* TASK REQUIREMENTS *
Where the records below have a line with "JSON", that line is to be copied.

* Component data from apps and pages *
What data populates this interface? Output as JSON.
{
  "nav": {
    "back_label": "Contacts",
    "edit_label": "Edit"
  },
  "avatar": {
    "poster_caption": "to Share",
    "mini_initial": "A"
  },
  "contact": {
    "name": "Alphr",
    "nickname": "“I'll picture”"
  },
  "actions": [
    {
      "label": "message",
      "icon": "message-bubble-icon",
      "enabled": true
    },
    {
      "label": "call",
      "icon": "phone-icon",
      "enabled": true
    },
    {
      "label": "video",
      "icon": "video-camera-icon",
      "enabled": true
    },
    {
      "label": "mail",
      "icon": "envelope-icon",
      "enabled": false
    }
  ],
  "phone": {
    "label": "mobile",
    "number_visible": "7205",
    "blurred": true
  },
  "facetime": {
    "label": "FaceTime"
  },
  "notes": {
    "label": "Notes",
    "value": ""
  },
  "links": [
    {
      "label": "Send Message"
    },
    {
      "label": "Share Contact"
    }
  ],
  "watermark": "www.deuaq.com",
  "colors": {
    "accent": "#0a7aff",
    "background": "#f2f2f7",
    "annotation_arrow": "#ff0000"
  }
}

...

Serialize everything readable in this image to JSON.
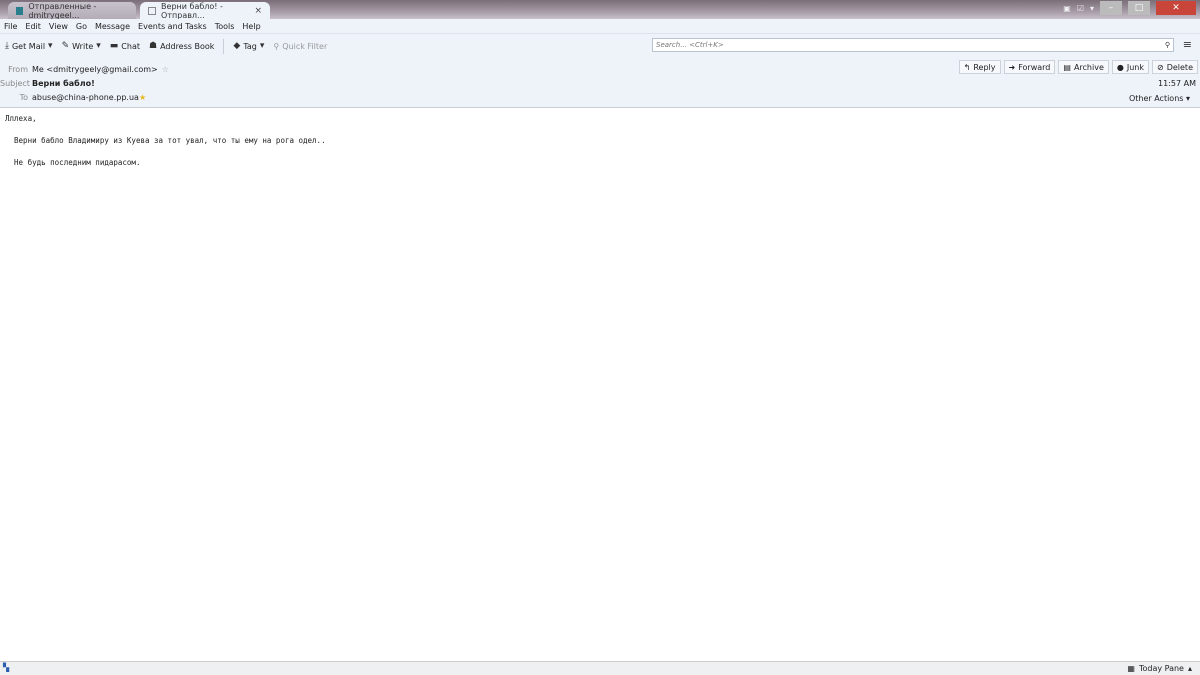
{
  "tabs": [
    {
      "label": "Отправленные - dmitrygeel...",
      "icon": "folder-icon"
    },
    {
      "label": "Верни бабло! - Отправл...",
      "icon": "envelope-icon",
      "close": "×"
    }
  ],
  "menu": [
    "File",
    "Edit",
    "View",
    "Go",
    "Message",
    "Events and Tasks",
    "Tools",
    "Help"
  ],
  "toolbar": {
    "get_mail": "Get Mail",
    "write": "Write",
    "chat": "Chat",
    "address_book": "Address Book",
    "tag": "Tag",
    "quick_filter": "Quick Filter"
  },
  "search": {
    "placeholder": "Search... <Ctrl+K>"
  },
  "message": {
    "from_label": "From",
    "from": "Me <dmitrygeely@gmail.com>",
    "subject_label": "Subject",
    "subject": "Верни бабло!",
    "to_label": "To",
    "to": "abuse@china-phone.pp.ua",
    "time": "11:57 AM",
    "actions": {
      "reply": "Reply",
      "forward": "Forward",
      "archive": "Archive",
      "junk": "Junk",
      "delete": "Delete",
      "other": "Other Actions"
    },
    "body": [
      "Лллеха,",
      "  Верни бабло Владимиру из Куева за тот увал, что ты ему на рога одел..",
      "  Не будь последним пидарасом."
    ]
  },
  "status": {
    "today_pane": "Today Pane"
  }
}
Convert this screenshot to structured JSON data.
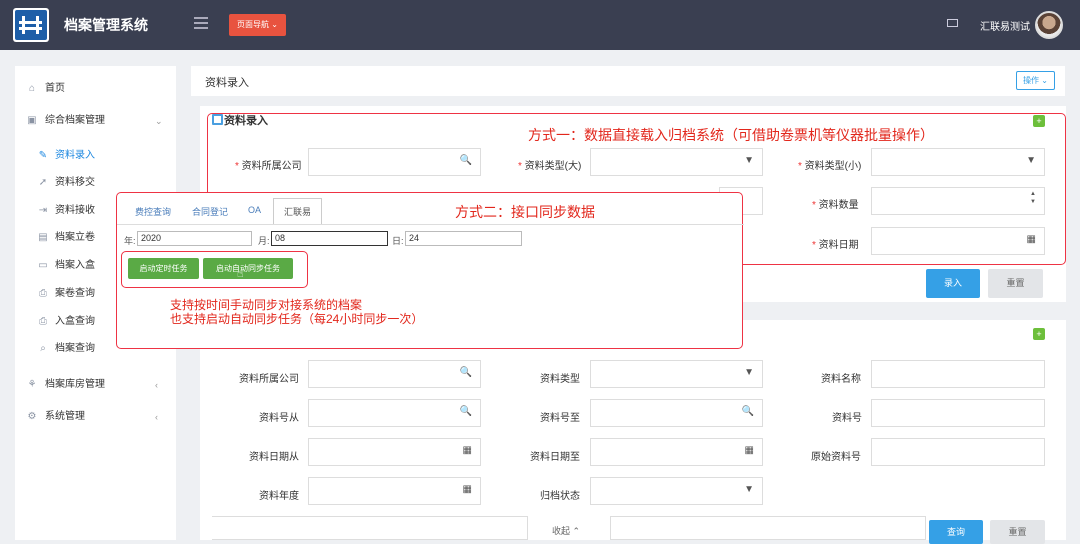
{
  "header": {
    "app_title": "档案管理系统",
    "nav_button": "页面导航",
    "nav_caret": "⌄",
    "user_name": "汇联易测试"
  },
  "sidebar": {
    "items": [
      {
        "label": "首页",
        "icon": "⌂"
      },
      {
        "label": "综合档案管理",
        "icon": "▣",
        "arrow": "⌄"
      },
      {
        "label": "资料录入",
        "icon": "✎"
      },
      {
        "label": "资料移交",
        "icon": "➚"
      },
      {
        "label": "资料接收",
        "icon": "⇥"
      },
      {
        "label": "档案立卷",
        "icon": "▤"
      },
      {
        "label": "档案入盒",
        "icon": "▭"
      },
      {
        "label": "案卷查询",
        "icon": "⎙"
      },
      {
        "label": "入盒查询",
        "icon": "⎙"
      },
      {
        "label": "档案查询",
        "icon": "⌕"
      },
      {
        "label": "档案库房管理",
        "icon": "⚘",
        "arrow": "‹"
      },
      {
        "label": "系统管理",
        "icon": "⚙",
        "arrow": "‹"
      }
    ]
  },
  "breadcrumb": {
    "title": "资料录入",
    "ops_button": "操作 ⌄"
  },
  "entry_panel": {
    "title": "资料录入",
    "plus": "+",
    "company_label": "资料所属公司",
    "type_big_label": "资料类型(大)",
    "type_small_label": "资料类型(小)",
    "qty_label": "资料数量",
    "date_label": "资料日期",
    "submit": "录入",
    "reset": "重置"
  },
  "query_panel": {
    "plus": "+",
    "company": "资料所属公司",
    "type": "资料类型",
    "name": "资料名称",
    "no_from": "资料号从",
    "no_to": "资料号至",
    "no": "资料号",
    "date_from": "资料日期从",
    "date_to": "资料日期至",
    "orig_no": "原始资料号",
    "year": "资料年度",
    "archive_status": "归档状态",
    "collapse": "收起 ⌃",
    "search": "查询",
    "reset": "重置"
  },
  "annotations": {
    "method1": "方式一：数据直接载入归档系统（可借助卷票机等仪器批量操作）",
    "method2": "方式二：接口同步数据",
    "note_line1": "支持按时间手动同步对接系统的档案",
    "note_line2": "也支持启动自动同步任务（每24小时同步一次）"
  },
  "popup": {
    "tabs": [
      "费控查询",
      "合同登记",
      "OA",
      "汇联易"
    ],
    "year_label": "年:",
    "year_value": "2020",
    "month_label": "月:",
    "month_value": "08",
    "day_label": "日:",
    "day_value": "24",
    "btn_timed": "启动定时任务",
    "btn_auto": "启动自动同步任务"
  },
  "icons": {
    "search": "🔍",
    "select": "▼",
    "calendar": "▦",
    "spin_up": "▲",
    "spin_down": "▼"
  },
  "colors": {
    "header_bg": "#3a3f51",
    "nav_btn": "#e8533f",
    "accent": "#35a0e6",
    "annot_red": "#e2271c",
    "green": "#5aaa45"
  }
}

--

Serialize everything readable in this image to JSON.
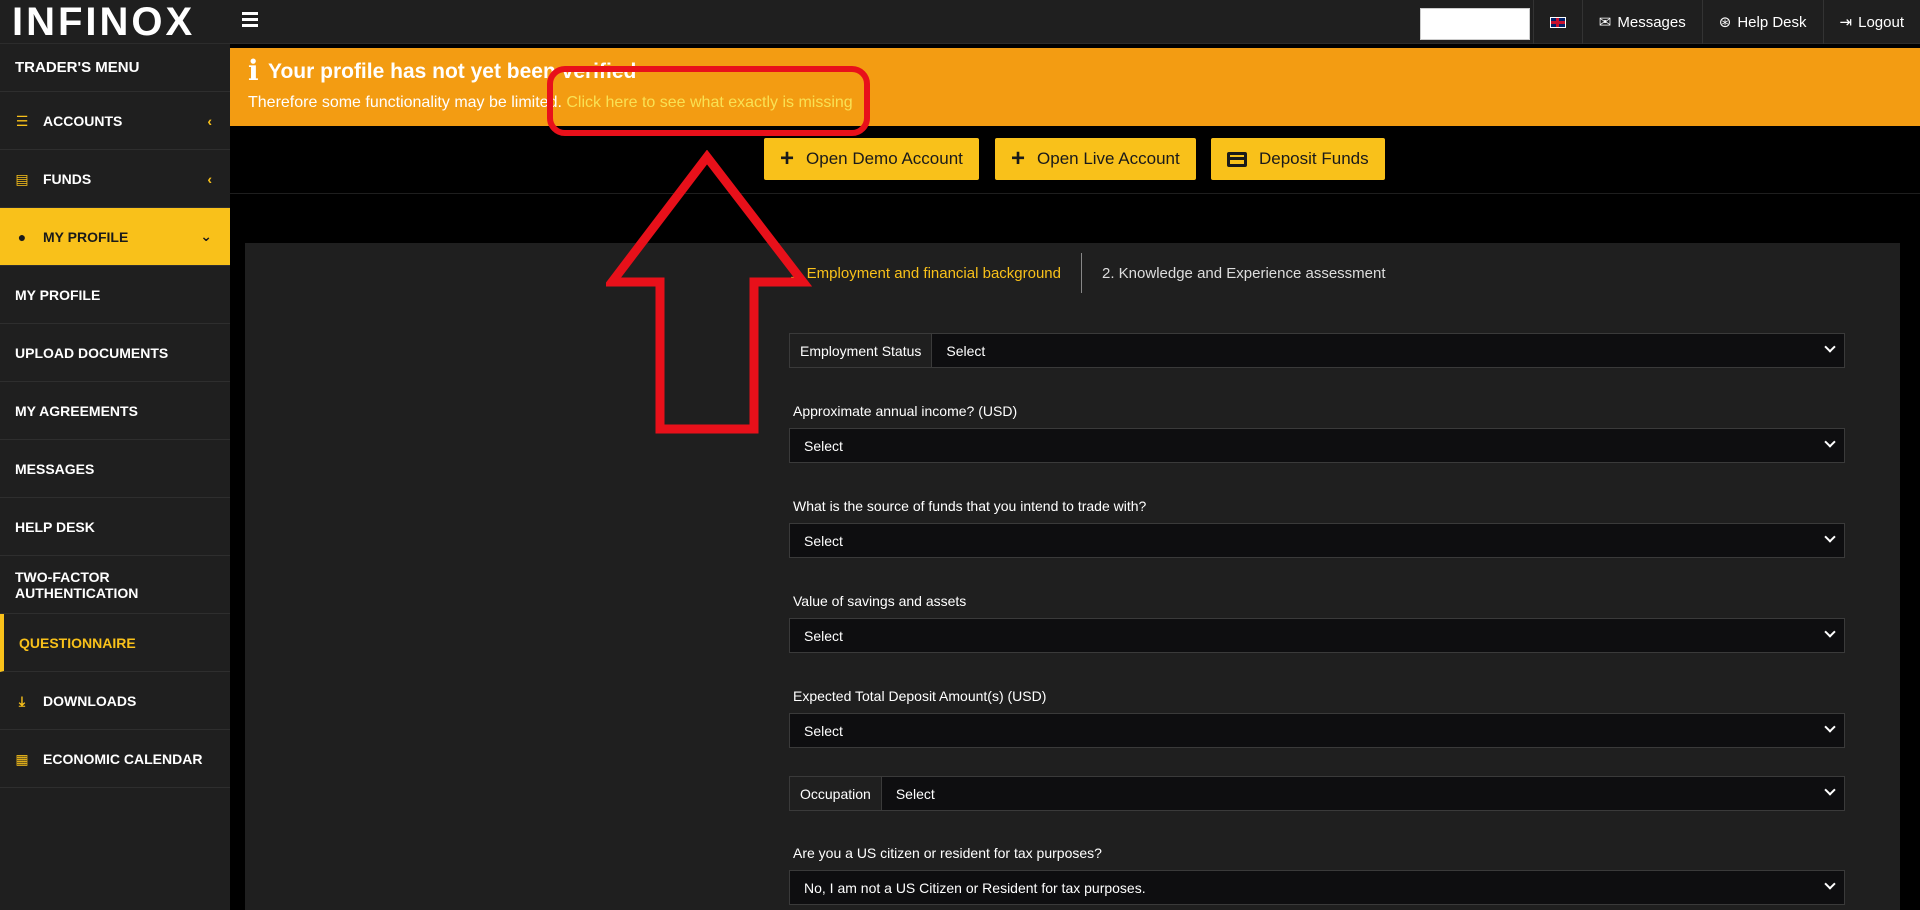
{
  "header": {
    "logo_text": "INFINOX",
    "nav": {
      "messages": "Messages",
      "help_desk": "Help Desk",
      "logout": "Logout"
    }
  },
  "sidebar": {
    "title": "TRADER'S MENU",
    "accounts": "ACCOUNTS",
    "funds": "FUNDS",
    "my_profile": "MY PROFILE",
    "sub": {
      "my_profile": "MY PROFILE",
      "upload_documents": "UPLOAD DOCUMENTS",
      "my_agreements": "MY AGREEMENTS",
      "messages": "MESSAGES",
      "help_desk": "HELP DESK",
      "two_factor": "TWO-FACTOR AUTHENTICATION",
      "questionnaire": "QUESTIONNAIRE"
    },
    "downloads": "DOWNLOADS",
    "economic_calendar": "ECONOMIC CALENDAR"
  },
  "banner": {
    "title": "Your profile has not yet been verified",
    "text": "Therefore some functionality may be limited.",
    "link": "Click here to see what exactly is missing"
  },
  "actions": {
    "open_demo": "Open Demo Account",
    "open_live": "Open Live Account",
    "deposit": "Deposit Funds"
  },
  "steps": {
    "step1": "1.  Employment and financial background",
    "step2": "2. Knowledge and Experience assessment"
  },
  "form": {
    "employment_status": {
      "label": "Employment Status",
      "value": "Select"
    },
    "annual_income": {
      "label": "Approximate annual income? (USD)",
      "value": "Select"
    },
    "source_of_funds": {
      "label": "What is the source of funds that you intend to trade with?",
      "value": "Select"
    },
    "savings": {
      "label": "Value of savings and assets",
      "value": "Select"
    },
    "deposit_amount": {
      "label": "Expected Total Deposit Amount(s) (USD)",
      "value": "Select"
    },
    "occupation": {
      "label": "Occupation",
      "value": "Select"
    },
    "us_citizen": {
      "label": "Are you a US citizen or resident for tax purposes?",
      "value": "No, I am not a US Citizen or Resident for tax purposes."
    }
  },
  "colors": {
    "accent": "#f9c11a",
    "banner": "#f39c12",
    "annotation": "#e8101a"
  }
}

* YOUR RESPONSE *
What data populates this interface? Output as JSON.
Serialize everything readable in this image to JSON.
Convert this screenshot to structured JSON data.
Serialize everything readable in this image to JSON.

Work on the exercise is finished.